The central issue of this thesis is the understanding of evolutionary mechanisms, that maintain and drive the divergence of populations and can lead to sympatric speciation. A former study showed that two populations of perch (Perca fluviatilis L.) co-exist in Lake Constance. For the first time I provide empirical evidence, that socially mediated divergence (kin- and population preference) in combination with ecological factors (difference in spawning times) could explain the origin and persistence of the perch subpopulations. Divergence between perch populations could be reinforced by reduced hybrid fitness.<br />My results support that both populations originated from a single source population because analysis of the variability of mitochondrial DNA (mtDNA D-loop sequencing) showed no difference in haplotype frequencies between the eastern and western subpopulations of perch in Lake Constance. Moreover, perch originated most likely from the Danube River because Danube and Lake Constance perch share the same distinct haplotype, whereas perch from the Rhine (the second possible refuge) lack this special haplotype. This is consistent with the geological history of Lake Constance with a known connection between the lake and the Danube during lake formation in the Pleistocene (app. 15 000 years ago). Subsequent upstream colonization from the Rhine is unlikely because there has always been a impassable waterfall.<br />A microsatellite analysis on the genetic structure of larval perch in the pelagic zone of Lake Constance showed that perch form shoals of closely related conspecifics. To test if this behaviour is due to a preference for members of their own subpopulation, including kin, I investigated active choice for olfactory cues in laboratory reared perch. Juvenile perch were tested in a two-channel flume for preference of odours from different conspecifics of known relatedness. Three different choice experiments were conducted: holding water from kin (three different sibling groups were tested: full-sibs, maternal half sibs or paternal half sibs) was always tested vs. holding water of non-kin belonging to the same subpopulation. Perch significantly preferred kin over non kin, there was no difference between the different kinship tests. In a second experiment population recognition was tested. Juvenile perch significantly preferred unrelated members of their own versus members of the foreign population. From these experiments I conclude that kin and population coherence can be an active choice based on olfactory preference, which could easily lead to assortative mating.<br />An important constraint on disruptive population divergence is selection against hybrids. Therefore I measured the fertilization and hatching success of F1 hybrids of the two populations compared to those within each parental population. Two different F1 hybrids (mother eastern population, father western population and vice versa) were produced by artificial fertilization. Compared to the eastern and western populations, fitness was significantly lower for both hybrids. These laboratory measures of hybrid fitness suggest that some genetic incompatibility has already accumulated in the parental populations.

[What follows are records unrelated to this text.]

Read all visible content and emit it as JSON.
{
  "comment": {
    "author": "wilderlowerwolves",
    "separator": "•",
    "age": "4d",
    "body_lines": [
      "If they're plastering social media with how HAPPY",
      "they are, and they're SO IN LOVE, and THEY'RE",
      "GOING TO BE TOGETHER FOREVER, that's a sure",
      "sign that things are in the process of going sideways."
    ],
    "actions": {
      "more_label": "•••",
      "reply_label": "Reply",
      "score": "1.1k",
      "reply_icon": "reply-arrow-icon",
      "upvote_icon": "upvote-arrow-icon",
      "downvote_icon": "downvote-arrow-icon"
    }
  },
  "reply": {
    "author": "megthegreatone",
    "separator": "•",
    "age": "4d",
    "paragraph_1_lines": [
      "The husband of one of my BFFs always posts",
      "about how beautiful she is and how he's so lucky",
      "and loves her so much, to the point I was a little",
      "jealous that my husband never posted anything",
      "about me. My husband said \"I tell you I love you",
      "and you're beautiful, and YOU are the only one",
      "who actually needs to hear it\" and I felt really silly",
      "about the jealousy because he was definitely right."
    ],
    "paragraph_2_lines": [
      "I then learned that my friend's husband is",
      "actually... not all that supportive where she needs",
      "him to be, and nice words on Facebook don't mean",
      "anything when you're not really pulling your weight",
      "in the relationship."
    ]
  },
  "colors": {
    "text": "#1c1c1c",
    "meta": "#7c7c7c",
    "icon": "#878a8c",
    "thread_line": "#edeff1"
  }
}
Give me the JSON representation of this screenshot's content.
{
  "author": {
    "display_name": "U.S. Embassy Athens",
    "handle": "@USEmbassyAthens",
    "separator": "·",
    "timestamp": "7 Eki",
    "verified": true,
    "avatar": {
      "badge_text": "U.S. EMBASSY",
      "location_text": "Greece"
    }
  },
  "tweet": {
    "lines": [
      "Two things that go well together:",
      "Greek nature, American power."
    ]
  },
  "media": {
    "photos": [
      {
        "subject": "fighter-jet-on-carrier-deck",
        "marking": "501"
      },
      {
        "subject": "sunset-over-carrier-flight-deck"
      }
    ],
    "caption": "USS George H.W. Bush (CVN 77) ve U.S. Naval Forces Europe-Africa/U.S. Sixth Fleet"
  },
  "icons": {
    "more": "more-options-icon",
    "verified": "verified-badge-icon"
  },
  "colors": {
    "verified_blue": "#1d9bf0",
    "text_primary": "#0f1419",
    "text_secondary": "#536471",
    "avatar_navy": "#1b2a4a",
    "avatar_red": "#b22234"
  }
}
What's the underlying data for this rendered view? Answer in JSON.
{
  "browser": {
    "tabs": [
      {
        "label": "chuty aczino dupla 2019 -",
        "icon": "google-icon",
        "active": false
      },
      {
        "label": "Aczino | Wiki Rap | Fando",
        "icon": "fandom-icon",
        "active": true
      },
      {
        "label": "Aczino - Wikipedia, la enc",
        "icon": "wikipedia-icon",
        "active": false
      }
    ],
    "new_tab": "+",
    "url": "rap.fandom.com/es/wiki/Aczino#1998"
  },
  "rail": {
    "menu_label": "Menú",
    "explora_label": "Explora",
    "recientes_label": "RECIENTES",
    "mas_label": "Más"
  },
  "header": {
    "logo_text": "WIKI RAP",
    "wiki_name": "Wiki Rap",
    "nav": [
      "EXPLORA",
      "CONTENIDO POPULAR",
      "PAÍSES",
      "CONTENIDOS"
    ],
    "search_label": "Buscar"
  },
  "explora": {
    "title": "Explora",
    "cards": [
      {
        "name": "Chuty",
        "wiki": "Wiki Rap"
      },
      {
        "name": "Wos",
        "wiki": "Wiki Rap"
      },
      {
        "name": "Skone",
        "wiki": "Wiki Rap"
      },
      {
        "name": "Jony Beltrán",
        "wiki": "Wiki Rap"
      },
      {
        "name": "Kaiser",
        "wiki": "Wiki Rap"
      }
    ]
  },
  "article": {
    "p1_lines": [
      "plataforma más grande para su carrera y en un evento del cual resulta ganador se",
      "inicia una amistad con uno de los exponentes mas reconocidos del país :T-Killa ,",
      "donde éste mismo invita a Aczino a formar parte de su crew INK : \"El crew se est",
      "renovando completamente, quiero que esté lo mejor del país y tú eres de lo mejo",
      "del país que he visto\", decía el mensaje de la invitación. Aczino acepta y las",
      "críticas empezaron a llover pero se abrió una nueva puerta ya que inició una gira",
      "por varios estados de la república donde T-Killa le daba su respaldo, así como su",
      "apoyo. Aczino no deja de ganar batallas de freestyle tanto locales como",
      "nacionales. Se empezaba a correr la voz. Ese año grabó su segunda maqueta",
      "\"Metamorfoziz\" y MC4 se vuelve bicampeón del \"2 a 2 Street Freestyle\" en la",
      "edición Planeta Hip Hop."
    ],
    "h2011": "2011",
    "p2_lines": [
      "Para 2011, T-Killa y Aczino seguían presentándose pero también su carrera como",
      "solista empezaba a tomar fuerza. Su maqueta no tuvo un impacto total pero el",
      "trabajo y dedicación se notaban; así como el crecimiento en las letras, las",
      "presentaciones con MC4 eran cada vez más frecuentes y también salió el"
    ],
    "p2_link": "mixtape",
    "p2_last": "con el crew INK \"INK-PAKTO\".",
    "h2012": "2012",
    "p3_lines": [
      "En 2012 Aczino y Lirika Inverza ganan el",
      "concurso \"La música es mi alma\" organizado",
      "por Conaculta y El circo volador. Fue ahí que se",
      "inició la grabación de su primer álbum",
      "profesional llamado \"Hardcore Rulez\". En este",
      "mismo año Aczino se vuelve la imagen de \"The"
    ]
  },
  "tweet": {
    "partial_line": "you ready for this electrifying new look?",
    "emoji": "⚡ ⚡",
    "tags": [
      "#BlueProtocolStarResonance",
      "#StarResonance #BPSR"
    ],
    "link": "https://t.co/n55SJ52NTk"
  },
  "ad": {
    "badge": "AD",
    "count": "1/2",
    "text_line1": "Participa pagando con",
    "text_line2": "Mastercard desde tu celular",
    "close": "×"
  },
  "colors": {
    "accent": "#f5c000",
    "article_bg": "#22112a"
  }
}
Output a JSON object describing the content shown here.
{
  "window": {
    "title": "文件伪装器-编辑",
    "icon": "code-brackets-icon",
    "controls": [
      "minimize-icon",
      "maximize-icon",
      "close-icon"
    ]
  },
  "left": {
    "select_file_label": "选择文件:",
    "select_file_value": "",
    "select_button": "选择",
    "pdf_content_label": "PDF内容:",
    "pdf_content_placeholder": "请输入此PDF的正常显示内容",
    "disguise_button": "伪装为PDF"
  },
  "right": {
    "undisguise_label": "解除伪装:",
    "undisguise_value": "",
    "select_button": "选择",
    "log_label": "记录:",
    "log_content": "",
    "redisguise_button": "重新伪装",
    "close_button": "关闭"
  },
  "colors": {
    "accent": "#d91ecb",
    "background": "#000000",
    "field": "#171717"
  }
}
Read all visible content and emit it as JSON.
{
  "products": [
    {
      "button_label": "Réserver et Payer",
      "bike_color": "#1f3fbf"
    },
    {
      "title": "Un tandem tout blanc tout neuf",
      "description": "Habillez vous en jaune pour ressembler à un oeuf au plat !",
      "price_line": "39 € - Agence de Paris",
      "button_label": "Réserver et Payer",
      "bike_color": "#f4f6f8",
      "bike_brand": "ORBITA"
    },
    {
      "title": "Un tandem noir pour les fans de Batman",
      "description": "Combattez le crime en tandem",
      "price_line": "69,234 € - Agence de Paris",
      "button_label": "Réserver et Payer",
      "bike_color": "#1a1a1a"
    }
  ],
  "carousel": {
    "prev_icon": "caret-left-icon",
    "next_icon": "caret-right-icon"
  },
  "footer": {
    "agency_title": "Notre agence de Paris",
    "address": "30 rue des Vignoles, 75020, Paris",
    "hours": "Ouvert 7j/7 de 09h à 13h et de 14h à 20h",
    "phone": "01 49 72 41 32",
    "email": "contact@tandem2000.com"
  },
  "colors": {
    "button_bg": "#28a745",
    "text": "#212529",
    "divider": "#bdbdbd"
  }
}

Therefore, genetic divergence between the two perch populations in Lake Constance seems to be underway and is reinforced by reduced hybrid fitness.<br />Differences in lake basin morphology could lead to ecological separation of the two subpopulations based on asynchrony in spawning time/location. In a preliminary morphological analysis slight but significant differences could be found between the two subpopulations. Differences in morphological traits did not affect characters, that are commonly driven by ecological speciation but reflect an accumulation of neutral genetic differences between reproductively isolated subpopulations.<br />To conclude, I provide empirical evidence for a socially mediated divergence, that may drive sympatric speciation of perch: asynchrony in spawning time and location cause ecological separation of perch into subpopulations. The resulting disruptive population divergence is enhanced by olfactory preference for kin and conspecifics of the same population, and is reinforced by selection against hybrids.
|Deutsche Forschungsgemeinschaft||622/06||keine Angabe|
|Laufzeit:||01.04.2006 – 31.03.2010|